True to form, Chinese TV maker TCL has announced some of the least-expensive 4K TVs you can buy. It's actually offering two different series, the US5800 and the P130. The main difference, aside from styling, is that the 5800 has a standard remote while the P130 gets the "enhanced" remote with voice search, a remote finder, and a headphone jack for private listening, just like the Roku 4 streamer.

Both series integrate Roku's superb platform right into the TV's operating system, offering the simplest interface and the most apps of any smart TV on the market. Like the Roku 4, the TVs have access to more 4K streaming services than any non-Roku device, including Netflix, Amazon Instant, YouTube, Vudu, M-Go, UltraFlix and more. The TVs aren't compatible with HDR, but we don't expect that for these prices.

Roku also makes 4K streams easier to find. A 4K Spotlight app showcases individual 4K TV shows, movies and videos from various services (except Netflix) and there's a section of the app store that breaks out 4K apps.

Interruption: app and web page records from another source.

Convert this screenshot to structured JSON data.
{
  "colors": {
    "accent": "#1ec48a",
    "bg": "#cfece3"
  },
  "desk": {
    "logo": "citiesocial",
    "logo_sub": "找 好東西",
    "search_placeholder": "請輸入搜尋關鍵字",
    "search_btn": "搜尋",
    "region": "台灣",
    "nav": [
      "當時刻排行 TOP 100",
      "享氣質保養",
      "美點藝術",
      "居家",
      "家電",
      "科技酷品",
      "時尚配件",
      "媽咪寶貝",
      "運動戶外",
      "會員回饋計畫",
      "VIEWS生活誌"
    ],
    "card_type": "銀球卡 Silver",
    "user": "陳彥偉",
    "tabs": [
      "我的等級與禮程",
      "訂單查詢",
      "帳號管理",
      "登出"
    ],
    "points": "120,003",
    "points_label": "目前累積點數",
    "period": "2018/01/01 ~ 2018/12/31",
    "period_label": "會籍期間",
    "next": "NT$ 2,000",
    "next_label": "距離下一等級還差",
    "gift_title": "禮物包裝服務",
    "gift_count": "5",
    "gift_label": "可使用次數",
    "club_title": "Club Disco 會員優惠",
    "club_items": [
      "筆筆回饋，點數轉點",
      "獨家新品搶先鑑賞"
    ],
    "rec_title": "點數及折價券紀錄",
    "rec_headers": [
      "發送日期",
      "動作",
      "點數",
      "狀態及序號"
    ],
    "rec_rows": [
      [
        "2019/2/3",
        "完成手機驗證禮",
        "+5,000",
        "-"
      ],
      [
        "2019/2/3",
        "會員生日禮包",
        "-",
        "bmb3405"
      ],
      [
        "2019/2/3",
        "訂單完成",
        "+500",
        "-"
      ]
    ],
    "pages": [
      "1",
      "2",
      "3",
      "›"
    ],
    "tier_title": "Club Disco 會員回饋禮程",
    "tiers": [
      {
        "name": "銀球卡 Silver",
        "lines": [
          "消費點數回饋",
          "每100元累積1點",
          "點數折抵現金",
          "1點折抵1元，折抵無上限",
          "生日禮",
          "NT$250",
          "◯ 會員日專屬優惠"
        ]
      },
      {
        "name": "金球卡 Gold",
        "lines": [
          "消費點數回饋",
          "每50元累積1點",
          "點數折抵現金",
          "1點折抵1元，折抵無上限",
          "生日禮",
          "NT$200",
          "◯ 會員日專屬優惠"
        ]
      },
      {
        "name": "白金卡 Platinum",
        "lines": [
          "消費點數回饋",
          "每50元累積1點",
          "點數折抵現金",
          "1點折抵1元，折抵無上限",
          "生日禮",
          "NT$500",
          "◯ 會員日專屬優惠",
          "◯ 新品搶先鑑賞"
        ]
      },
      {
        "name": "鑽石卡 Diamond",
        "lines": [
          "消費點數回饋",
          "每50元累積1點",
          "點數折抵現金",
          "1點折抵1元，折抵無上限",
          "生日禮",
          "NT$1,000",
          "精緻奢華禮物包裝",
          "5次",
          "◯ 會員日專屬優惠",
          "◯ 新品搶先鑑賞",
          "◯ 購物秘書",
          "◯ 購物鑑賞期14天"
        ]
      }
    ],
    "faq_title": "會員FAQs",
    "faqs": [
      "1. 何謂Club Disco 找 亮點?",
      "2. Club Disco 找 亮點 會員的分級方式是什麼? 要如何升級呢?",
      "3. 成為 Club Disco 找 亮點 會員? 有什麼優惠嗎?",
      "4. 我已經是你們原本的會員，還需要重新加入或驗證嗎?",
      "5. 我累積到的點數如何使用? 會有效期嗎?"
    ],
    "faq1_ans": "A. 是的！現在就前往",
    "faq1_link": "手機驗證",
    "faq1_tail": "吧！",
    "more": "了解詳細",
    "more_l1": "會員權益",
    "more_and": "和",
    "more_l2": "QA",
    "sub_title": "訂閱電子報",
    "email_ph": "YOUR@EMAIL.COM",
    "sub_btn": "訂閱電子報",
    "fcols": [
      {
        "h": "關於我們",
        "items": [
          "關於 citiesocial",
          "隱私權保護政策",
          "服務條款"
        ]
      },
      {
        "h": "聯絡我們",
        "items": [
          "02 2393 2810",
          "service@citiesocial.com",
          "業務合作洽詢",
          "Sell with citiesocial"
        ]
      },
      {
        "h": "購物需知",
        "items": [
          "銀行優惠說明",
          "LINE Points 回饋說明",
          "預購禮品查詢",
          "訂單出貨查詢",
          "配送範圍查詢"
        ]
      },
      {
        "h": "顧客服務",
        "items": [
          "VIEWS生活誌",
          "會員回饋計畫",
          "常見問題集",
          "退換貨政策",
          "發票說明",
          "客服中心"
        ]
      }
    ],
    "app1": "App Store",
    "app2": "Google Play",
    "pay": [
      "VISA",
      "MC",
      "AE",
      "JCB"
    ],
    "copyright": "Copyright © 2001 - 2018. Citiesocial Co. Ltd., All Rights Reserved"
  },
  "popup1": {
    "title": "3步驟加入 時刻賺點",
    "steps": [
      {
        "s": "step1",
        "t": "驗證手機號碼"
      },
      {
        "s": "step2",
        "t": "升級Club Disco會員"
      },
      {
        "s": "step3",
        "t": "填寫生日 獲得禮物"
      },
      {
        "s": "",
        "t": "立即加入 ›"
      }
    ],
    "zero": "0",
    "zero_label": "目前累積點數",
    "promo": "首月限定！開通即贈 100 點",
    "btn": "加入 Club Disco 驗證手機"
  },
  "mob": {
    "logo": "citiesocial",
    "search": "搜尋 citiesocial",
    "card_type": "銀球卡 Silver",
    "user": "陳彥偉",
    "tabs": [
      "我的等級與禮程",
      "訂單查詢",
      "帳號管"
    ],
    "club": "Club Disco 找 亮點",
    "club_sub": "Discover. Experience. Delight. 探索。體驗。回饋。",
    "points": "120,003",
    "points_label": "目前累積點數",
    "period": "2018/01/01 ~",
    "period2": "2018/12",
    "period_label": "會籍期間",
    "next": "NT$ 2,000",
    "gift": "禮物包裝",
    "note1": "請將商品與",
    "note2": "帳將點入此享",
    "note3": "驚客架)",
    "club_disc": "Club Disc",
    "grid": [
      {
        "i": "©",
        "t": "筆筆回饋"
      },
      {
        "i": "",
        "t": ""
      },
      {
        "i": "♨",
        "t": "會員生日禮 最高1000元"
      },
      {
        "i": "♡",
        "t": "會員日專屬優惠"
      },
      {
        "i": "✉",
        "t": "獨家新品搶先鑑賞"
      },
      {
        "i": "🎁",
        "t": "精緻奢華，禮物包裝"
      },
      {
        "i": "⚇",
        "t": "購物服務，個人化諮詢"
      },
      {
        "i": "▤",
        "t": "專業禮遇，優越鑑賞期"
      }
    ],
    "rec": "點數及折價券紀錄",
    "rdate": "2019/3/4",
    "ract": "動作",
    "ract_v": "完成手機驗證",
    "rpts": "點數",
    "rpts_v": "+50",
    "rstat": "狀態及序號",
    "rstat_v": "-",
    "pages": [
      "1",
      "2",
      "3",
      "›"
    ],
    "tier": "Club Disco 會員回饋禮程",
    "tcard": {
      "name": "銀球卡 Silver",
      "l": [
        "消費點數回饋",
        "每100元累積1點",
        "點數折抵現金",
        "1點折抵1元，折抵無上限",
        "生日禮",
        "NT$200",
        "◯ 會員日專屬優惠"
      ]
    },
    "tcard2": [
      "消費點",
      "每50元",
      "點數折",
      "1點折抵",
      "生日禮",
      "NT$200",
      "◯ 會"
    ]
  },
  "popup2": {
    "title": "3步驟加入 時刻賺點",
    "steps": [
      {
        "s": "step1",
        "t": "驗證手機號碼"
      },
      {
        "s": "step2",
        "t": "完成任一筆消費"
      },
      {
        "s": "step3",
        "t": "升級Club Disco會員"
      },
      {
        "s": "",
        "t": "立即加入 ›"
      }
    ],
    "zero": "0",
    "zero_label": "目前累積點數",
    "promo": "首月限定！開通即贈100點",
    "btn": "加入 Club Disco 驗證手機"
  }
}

Beyond the 4K features the new TCL sets are very similar to standard 1080p resolution Roku TVs, with no major picture-enhancing extras to speak of. And just because they're 4K resolution doesn't mean they'll look any better than standard HDTVs. In our review of the Roku 4 streaming box, we had a tough time telling the difference between the 4K and non-4K streams from Netflix, for example, and that was on a very large (75-inch) TV.

Here's the full lineup:

TCL 4K Roku TVs

Model SizePriceRemote
55US5800 55 inches$599Standard
65US5800 65 inches$999Standard
43UP130 43 inches$499Enhanced
50UP130 50 inches$599Enhanced
55UP130 55 inches$699Enhanced
65UP130 65 inches$1099Enhanced

TCL's reps told me there's no picture quality difference between the two series. The only differences are the remote and styling.

The TCL sets can be connected to external 4K devices via HDMI, such as 4K Blu-ray players, and have 60Hz refresh rates. These are the first Roku TVs to offer wired Ethernet in addition to Wi-Fi connectivity, a welcome option given the higher bandwidth requirements of 4K streaming. TCL also showed me a cool extra: the sets are the first Roku TVs to incorporate advanced picture settings like multi-point color temperature control, which are accessible via the Roku smartphone app.

The TCL Roku TVs are available for pre-order at Amazon starting today, with a additional nationwide retailers launching in April. Insignia, Best Buy's house brand, is also selling 4K Roku TVs, and in our reviews of both brands last year image quality was very similar.